Findings, to be presented at AACR Annual Meeting in Chicago, may support improved treatment selection
- Breast cancer patients with high levels of H2AX often have worse outcomes
- Tumors with high levels of the protein are sensitive to radiation therapy
- H2AX could identify high-risk patients who are good candidates for radiation
CHICAGO, Ill. — Roswell Park Comprehensive Cancer Center researchers have identified the histone H2AX as a potential biomarker for breast cancer — a determination that could also help predict how a patient will respond to radiation therapy. The research team is presenting the findings of their research Tuesday, April 17, at the American Association for Cancer Research (AACR) Annual Meeting 2018, which continues through April 18 in Chicago, Illinois.
Eriko Katsuta, MD, PhD, Postdoctoral Research Fellow in the Roswell Park Department of Breast Surgery, is the first author and Kazuaki Takabe, MD, PhD, FACS, Clinical Chief of Breast Surgery, Alfiero Foundation Endowed Chair in Breast Oncology and Professor of Oncology, is the senior author of “H2AX is a novel prognostic marker of breast cancer” (abstract 3216), to be presented during the poster session “Radiation Studies Using in Vitro and Computational Models” from 8 a.m. to noon CDT on Tuesday, April 17.
Histones are a family of small proteins responsible for folding and packaging DNA into tightly packed strands. The histone H2AX plays a central role in the repair of damaged DNA, and although this histone is often much more active in cancer cells than in normal cells, its role in breast cancer is not very clear.
Examining expression levels of H2AX in breast cancer tumor data from The Cancer Genome Atlas, a large National Institutes of Health database containing genetic information about tumor tissue from more than 11,000 patients, the Roswell Park team found that breast cancer patients whose tumors had high levels of H2AX had a significantly worse prognosis than those with low levels. This finding was true for both overall survival and disease-free survival, or the length of time after treatment that the patient survives without any signs or symptoms of breast cancer.
“We knew that this histone played a large role in DNA repair, but here we found that H2AX is involved in several different pathways leading to the development of breast cancer,” says Dr. Katsuta. “The association between H2AX and a poor outcome was significant for all breast cancer patients, especially those with advanced disease.”
Remarkably, the team also found that tumors with high levels of H2AX were more sensitive to radiation than other tumors. “Our findings suggest that H2AX could be used to identify breast cancer patients who have a poor prognosis but are more likely to respond well to radiation therapy, which could help personalize and improve treatment,” adds Dr. Takabe.

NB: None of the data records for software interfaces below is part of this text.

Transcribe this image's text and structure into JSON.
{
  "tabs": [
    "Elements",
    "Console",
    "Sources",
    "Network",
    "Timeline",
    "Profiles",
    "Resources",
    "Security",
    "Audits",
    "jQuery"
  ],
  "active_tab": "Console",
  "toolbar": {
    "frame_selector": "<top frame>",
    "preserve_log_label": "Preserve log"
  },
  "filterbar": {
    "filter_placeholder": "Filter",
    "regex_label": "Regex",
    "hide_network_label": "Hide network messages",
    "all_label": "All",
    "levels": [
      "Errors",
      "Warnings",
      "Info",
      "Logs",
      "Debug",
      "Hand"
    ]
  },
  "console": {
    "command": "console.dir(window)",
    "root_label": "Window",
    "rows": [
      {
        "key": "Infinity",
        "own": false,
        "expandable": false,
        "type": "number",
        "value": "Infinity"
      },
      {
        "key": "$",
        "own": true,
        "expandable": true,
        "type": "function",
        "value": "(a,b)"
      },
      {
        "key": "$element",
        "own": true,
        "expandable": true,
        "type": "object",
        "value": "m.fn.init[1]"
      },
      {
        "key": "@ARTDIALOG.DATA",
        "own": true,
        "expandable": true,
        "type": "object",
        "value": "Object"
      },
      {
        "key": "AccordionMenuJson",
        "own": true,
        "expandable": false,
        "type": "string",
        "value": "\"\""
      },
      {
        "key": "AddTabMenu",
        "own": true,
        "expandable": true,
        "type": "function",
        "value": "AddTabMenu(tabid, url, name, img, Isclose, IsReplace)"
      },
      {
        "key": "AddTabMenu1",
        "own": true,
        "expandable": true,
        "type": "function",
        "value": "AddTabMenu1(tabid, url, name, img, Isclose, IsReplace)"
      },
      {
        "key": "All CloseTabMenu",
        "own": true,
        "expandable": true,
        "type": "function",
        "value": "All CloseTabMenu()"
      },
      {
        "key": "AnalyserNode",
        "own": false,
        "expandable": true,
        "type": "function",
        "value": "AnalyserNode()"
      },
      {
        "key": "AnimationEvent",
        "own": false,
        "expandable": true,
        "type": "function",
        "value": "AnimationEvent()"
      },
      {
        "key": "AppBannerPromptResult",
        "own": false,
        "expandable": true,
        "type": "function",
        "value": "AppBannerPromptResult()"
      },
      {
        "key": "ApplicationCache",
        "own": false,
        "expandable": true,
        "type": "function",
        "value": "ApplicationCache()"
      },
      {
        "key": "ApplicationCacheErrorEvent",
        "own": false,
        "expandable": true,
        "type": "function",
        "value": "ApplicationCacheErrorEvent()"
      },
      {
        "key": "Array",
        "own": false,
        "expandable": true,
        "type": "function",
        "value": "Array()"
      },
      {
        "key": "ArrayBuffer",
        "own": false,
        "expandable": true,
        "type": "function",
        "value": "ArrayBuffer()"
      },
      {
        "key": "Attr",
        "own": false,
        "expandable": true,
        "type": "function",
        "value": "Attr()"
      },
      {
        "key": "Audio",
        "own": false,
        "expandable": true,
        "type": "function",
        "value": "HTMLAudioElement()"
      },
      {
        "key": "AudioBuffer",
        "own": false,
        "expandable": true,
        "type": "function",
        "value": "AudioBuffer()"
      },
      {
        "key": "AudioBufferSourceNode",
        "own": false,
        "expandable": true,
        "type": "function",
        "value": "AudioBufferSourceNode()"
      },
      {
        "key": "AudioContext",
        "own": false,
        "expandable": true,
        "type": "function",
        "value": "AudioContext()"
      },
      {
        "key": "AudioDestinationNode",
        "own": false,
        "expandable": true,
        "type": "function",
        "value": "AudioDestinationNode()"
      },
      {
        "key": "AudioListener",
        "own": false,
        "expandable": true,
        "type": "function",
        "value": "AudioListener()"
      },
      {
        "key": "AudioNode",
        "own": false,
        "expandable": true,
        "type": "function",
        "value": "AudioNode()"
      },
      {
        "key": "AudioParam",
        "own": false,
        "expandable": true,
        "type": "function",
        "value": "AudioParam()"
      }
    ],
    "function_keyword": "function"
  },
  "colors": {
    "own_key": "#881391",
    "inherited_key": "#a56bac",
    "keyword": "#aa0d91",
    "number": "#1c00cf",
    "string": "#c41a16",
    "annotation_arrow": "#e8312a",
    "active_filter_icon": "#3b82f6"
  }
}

More than 20 teams from Roswell Park Comprehensive Cancer Center have been invited to present their research at AACR 2018. In addition, Marc Ernstoff, MD, The Katherine Anne Gioia Chair of Medicine, led the roundtable discussion “Practicing immunotherapy in the clinic” on April 14 and Kunle Odunsi, MD, PhD, FRCOG, FACOG, Deputy Director, Chair of Gynecologic Oncology and Executive Director of the Center for Immunotherapy was lead discussant for the session “Multimodality Immuno-oncology Approaches” on April 15. Dr. Odunsi will also be the featured presenter at an April 18 Meet the Experts session, “Reprogramming the Tumor Microenvironment to Enhance ‘Next-Generation’ Adoptive Cellular Therapy.”
Roswell Park Comprehensive Cancer Center is a community united by the drive to eliminate cancer’s grip on humanity by unlocking its secrets through personalized approaches and unleashing the healing power of hope. Founded by Dr. Roswell Park in 1898, it is the only National Cancer Institute-designated comprehensive cancer center in Upstate New York. Learn more at www.roswellpark.org, or contact us at 1-800-ROSWELL (1-800-767-9355) or ASKRoswell@roswellpark.org.
Annie Deck-Miller, Senior Media Relations Manager